What the exercise asks: When a line in the records contains the string "username", copy that line.

Data under study:
········
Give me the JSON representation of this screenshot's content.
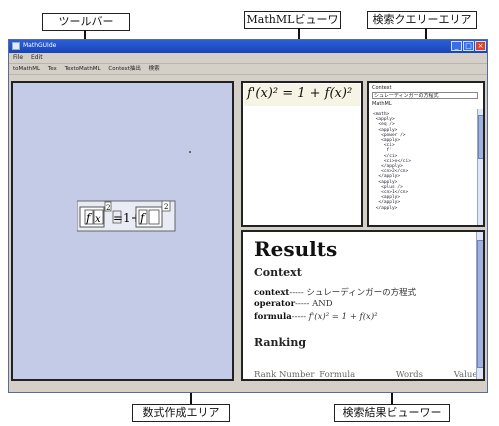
{
  "callouts": {
    "toolbar": "ツールバー",
    "mathml_viewer": "MathMLビューワ",
    "query_area": "検索クエリーエリア",
    "editor_area": "数式作成エリア",
    "results_viewer": "検索結果ビューワー"
  },
  "window": {
    "title": "MathGUIde",
    "menu": [
      "File",
      "Edit"
    ],
    "toolbar": [
      "toMathML",
      "Tex",
      "TextoMathML",
      "Context抽出",
      "検索"
    ]
  },
  "viewer": {
    "formula_text": "f'(x)² = 1 + f(x)²"
  },
  "query": {
    "context_label": "Context",
    "context_value": "シュレーディンガーの方程式",
    "mathml_label": "MathML",
    "mathml_lines": [
      "<math>",
      " <apply>",
      "  <eq />",
      "  <apply>",
      "   <power />",
      "   <apply>",
      "    <ci>",
      "     f'",
      "    </ci>",
      "    <ci>x</ci>",
      "   </apply>",
      "   <cn>2</cn>",
      "  </apply>",
      "  <apply>",
      "   <plus />",
      "   <cn>1</cn>",
      "   <apply>",
      "  </apply>",
      " </apply>"
    ]
  },
  "results": {
    "heading": "Results",
    "context_heading": "Context",
    "context_label": "context",
    "context_value": "シュレーディンガーの方程式",
    "operator_label": "operator",
    "operator_value": "AND",
    "formula_label": "formula",
    "formula_value": "f'(x)² = 1 + f(x)²",
    "ranking_heading": "Ranking",
    "columns": [
      "Rank Number",
      "Formula",
      "Words",
      "Value"
    ]
  },
  "colors": {
    "editor_bg": "#c3cbe7",
    "titlebar": "#2a5fd8",
    "window_bg": "#d4d0c8"
  }
}
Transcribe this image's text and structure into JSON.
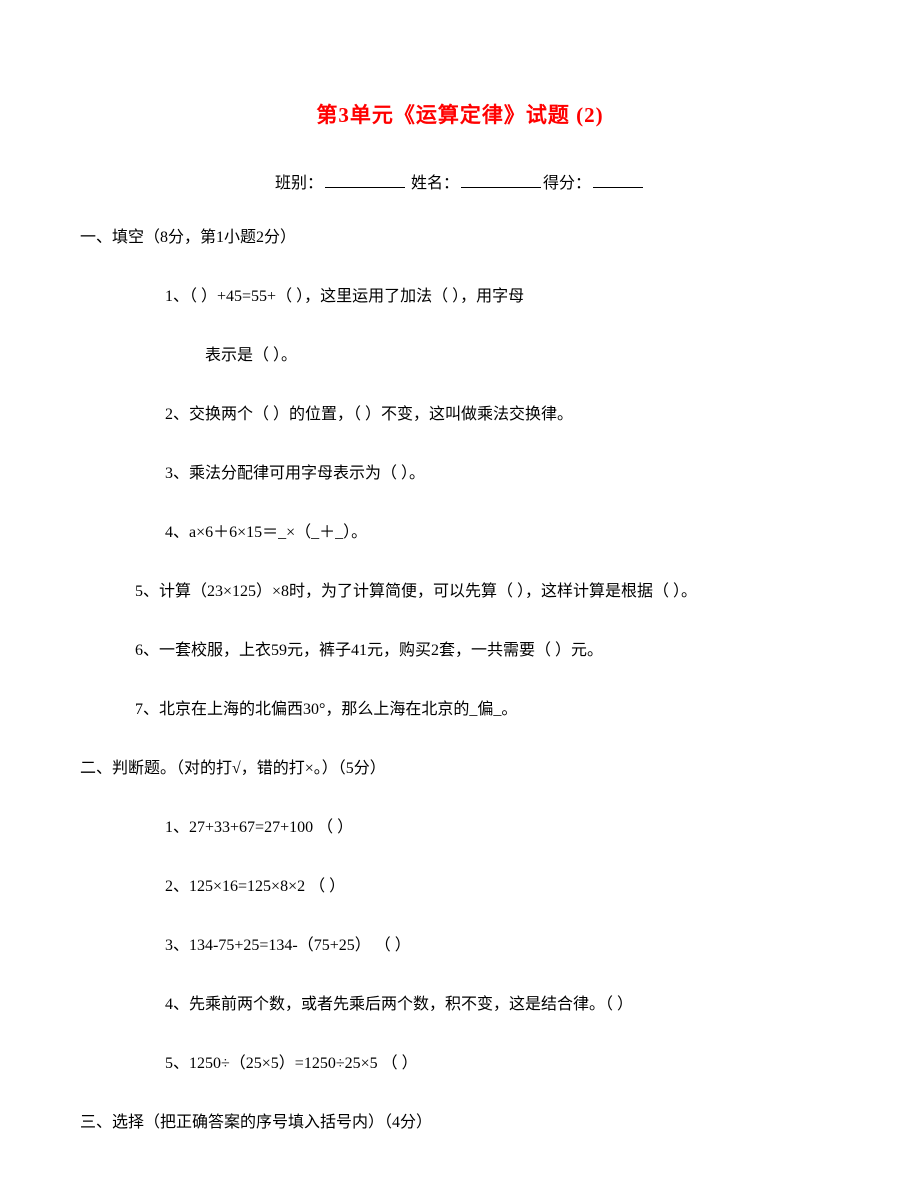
{
  "title": "第3单元《运算定律》试题 (2)",
  "header": {
    "class_label": "班别：",
    "name_label": "姓名：",
    "score_label": "得分："
  },
  "sections": {
    "s1": {
      "header": "一、填空（8分，第1小题2分）",
      "q1": "1、（  ）+45=55+（  ），这里运用了加法（  ），用字母",
      "q1_cont": "表示是（  ）。",
      "q2": "2、交换两个（  ）的位置，（  ）不变，这叫做乘法交换律。",
      "q3": "3、乘法分配律可用字母表示为（  ）。",
      "q4": "4、a×6＋6×15＝_×（_＋_）。",
      "q5": "5、计算（23×125）×8时，为了计算简便，可以先算（  ），这样计算是根据（  ）。",
      "q6": "6、一套校服，上衣59元，裤子41元，购买2套，一共需要（  ）元。",
      "q7": "7、北京在上海的北偏西30°，那么上海在北京的_偏_。"
    },
    "s2": {
      "header": "二、判断题。（对的打√，错的打×。）（5分）",
      "q1": "1、27+33+67=27+100 （  ）",
      "q2": "2、125×16=125×8×2  （  ）",
      "q3": "3、134-75+25=134-（75+25）  （  ）",
      "q4": "4、先乘前两个数，或者先乘后两个数，积不变，这是结合律。（  ）",
      "q5": "5、1250÷（25×5）=1250÷25×5 （  ）"
    },
    "s3": {
      "header": "三、选择（把正确答案的序号填入括号内）（4分）"
    }
  }
}
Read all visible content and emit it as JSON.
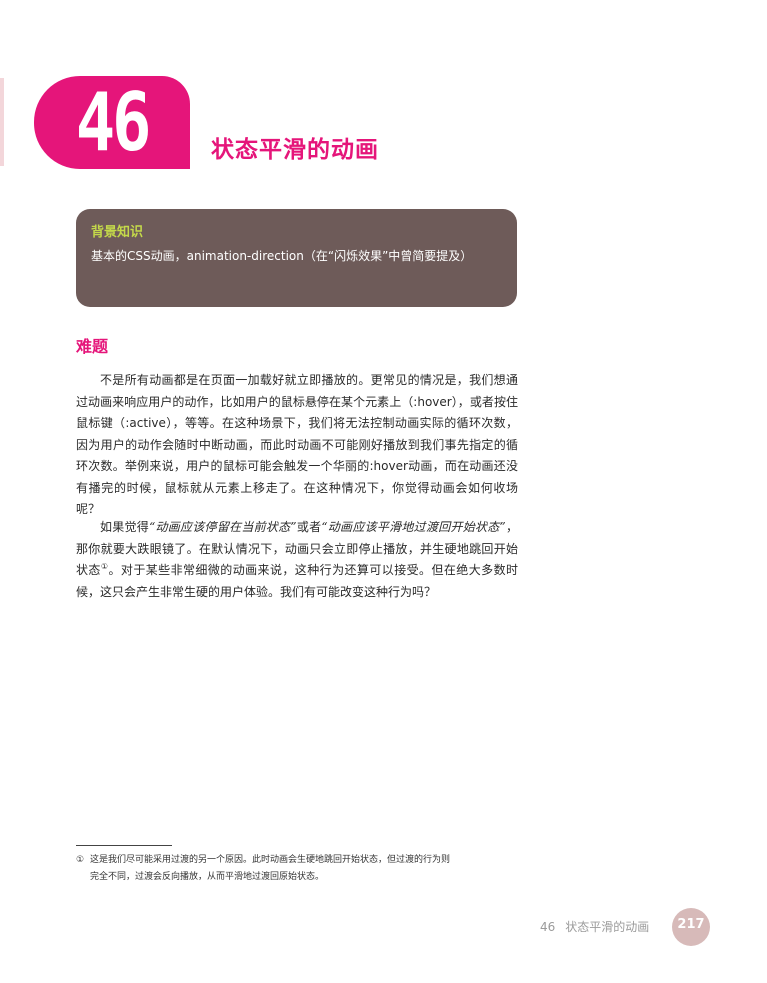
{
  "chapter": {
    "number": "46",
    "title": "状态平滑的动画"
  },
  "background_box": {
    "title": "背景知识",
    "text": "基本的CSS动画，animation-direction（在“闪烁效果”中曾简要提及）"
  },
  "section": {
    "heading": "难题"
  },
  "paragraphs": {
    "p1": "不是所有动画都是在页面一加载好就立即播放的。更常见的情况是，我们想通过动画来响应用户的动作，比如用户的鼠标悬停在某个元素上（:hover），或者按住鼠标键（:active），等等。在这种场景下，我们将无法控制动画实际的循环次数，因为用户的动作会随时中断动画，而此时动画不可能刚好播放到我们事先指定的循环次数。举例来说，用户的鼠标可能会触发一个华丽的:hover动画，而在动画还没有播完的时候，鼠标就从元素上移走了。在这种情况下，你觉得动画会如何收场呢？",
    "p2_pre": "如果觉得",
    "p2_quote1": "“动画应该停留在当前状态”",
    "p2_mid": "或者",
    "p2_quote2": "“动画应该平滑地过渡回开始状态”",
    "p2_post1": "，那你就要大跌眼镜了。在默认情况下，动画只会立即停止播放，并生硬地跳回开始状态",
    "p2_fnref": "①",
    "p2_post2": "。对于某些非常细微的动画来说，这种行为还算可以接受。但在绝大多数时候，这只会产生非常生硬的用户体验。我们有可能改变这种行为吗？"
  },
  "footnote": {
    "marker": "①",
    "line1": "这是我们尽可能采用过渡的另一个原因。此时动画会生硬地跳回开始状态，但过渡的行为则",
    "line2": "完全不同，过渡会反向播放，从而平滑地过渡回原始状态。"
  },
  "footer": {
    "chapter_number": "46",
    "chapter_title": "状态平滑的动画",
    "page_number": "217"
  },
  "colors": {
    "accent": "#e5157a",
    "box_bg": "#6e5b59",
    "box_title": "#c4d94a",
    "page_badge": "#d7bab9"
  }
}
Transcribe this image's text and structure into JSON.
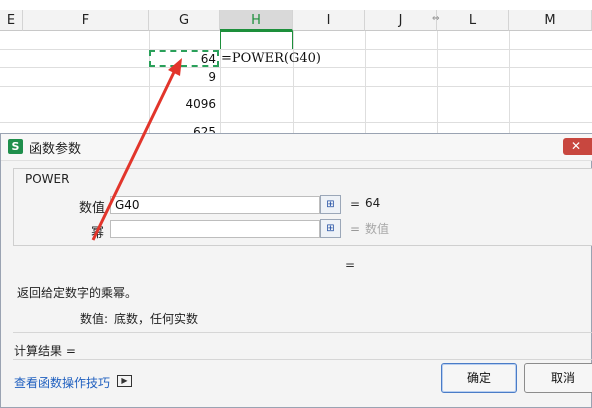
{
  "sheet": {
    "columns": [
      "E",
      "F",
      "G",
      "H",
      "I",
      "J",
      "L",
      "M"
    ],
    "selected_column": "H",
    "g_values": [
      "64",
      "9",
      "4096",
      "625"
    ],
    "formula": "=POWER(G40)"
  },
  "dialog": {
    "title": "函数参数",
    "function_name": "POWER",
    "args": [
      {
        "label": "数值",
        "value": "G40",
        "result": "64"
      },
      {
        "label": "幂",
        "value": "",
        "result": "数值"
      }
    ],
    "result_equals": "=",
    "description": "返回给定数字的乘幂。",
    "arg_desc_name": "数值:",
    "arg_desc_text": "底数，任何实数",
    "calc_result_label": "计算结果 =",
    "help_link": "查看函数操作技巧",
    "ok_label": "确定",
    "cancel_label": "取消"
  },
  "colors": {
    "accent_green": "#1d8f3b",
    "arrow_red": "#e2352b",
    "link_blue": "#1f5fbf"
  },
  "icons": [
    "spreadsheet-app-icon",
    "close-icon",
    "range-picker-icon",
    "video-help-icon",
    "column-resize-icon"
  ]
}
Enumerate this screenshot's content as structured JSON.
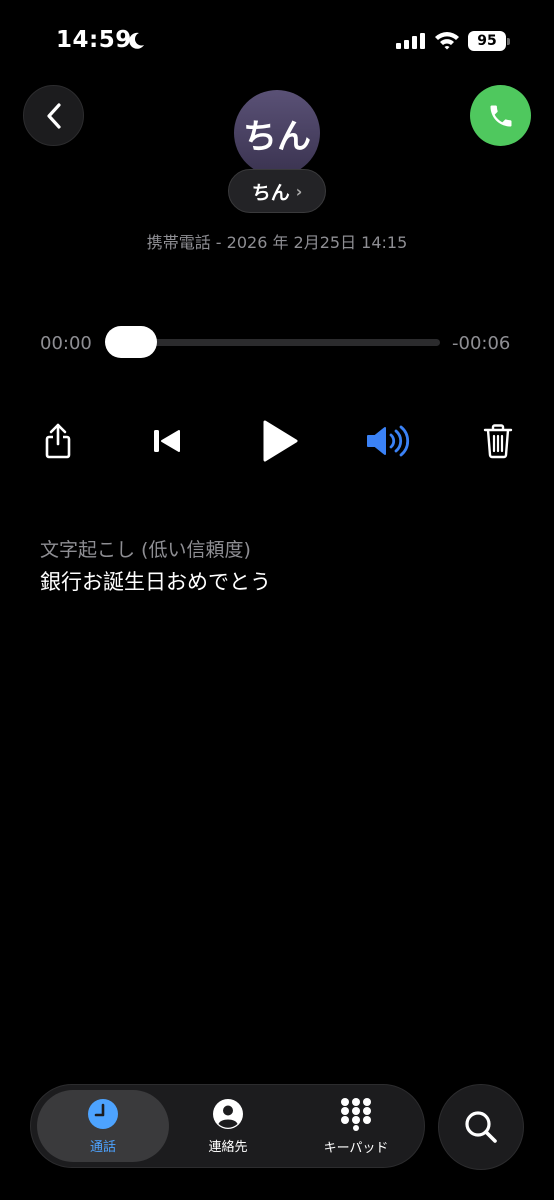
{
  "status_bar": {
    "time": "14:59",
    "battery": "95"
  },
  "contact": {
    "avatar_text": "ちん",
    "name": "ちん"
  },
  "voicemail": {
    "meta": "携帯電話 - 2026 年 2月25日 14:15",
    "elapsed": "00:00",
    "remaining": "-00:06",
    "progress": 0
  },
  "transcript": {
    "label": "文字起こし (低い信頼度)",
    "text": "銀行お誕生日おめでとう"
  },
  "tabs": [
    {
      "label": "通話",
      "icon": "clock-icon",
      "active": true
    },
    {
      "label": "連絡先",
      "icon": "person-icon",
      "active": false
    },
    {
      "label": "キーパッド",
      "icon": "keypad-icon",
      "active": false
    }
  ],
  "colors": {
    "accent": "#4da3ff",
    "call_green": "#4fc85e",
    "speaker_blue": "#3b82f6"
  }
}
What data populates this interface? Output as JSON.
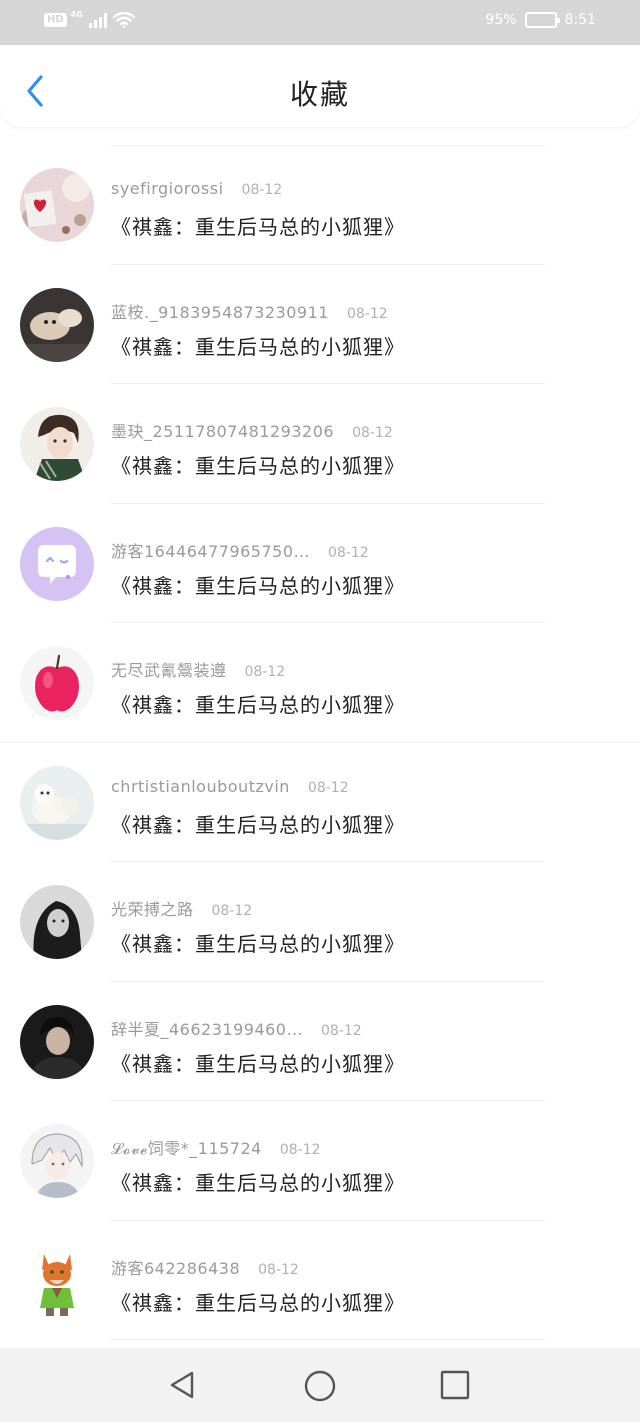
{
  "status_bar": {
    "hd": "HD",
    "network": "4G",
    "battery_percent": "95%",
    "battery_level": 0.95,
    "time": "8:51"
  },
  "header": {
    "title": "收藏",
    "back_icon": "chevron-left-icon"
  },
  "items": [
    {
      "username": "syefirgiorossi",
      "date": "08-12",
      "title": "《祺鑫：重生后马总的小狐狸》"
    },
    {
      "username": "蓝桉._9183954873230911",
      "date": "08-12",
      "title": "《祺鑫：重生后马总的小狐狸》"
    },
    {
      "username": "墨玦_25117807481293206",
      "date": "08-12",
      "title": "《祺鑫：重生后马总的小狐狸》"
    },
    {
      "username": "游客16446477965750…",
      "date": "08-12",
      "title": "《祺鑫：重生后马总的小狐狸》"
    },
    {
      "username": "无尽武氰鬶装遵",
      "date": "08-12",
      "title": "《祺鑫：重生后马总的小狐狸》"
    },
    {
      "username": "chrtistianlouboutzvin",
      "date": "08-12",
      "title": "《祺鑫：重生后马总的小狐狸》"
    },
    {
      "username": "光荣搏之路",
      "date": "08-12",
      "title": "《祺鑫：重生后马总的小狐狸》"
    },
    {
      "username": "辞半夏_46623199460…",
      "date": "08-12",
      "title": "《祺鑫：重生后马总的小狐狸》"
    },
    {
      "username": "𝓛𝓸𝓿𝓮饲零*_115724",
      "date": "08-12",
      "title": "《祺鑫：重生后马总的小狐狸》"
    },
    {
      "username": "游客642286438",
      "date": "08-12",
      "title": "《祺鑫：重生后马总的小狐狸》"
    }
  ],
  "nav_bar": {
    "back": "triangle-back-icon",
    "home": "circle-home-icon",
    "recent": "square-recent-icon"
  },
  "colors": {
    "accent": "#2f8fe8",
    "status_bar_bg": "#d6d6d6",
    "nav_bar_bg": "#f2f2f2"
  }
}
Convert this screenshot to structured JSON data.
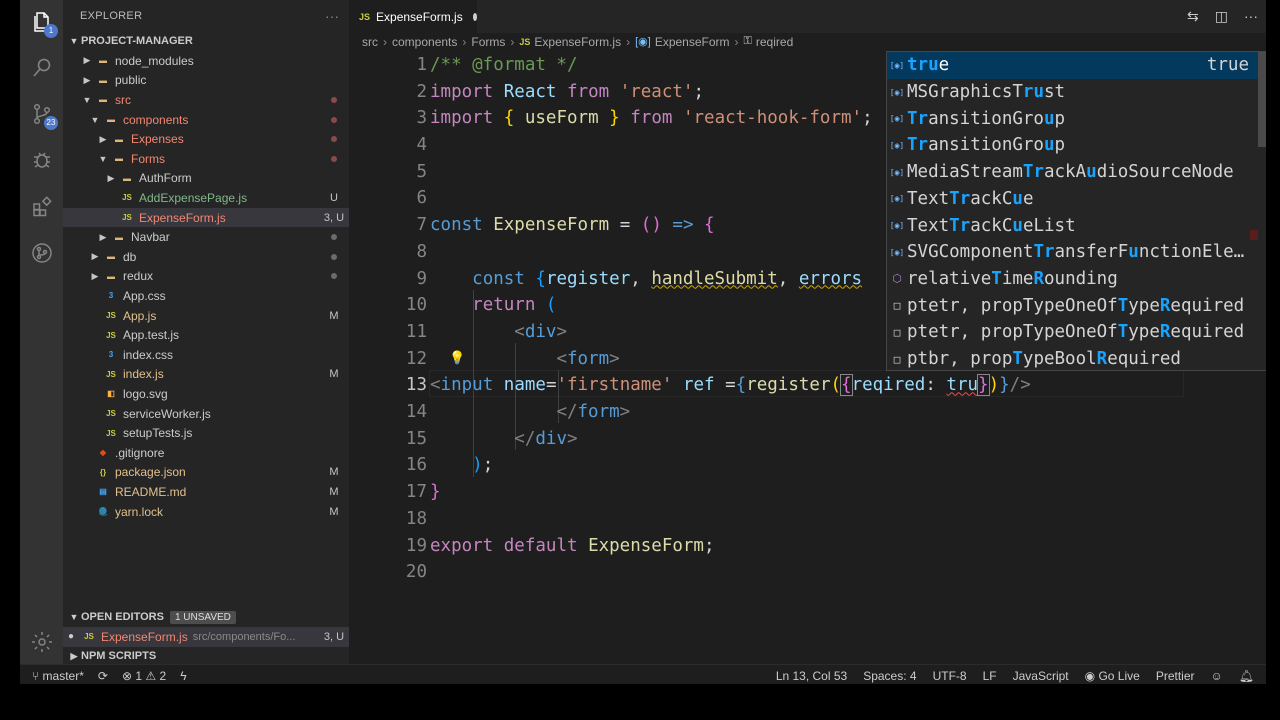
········
Answer:
      "username": "syefirgiorossi",
      "username": "蓝桉._9183954873230911",
      "username": "墨玦_25117807481293206",
      "username": "游客16446477965750…",
      "username": "无尽武氰鬶装遵",
      "username": "chrtistianlouboutzvin",
      "username": "光荣搏之路",
      "username": "辞半夏_46623199460…",
      "username": "𝓛𝓸𝓿𝓮饲零*_115724",
      "username": "游客642286438",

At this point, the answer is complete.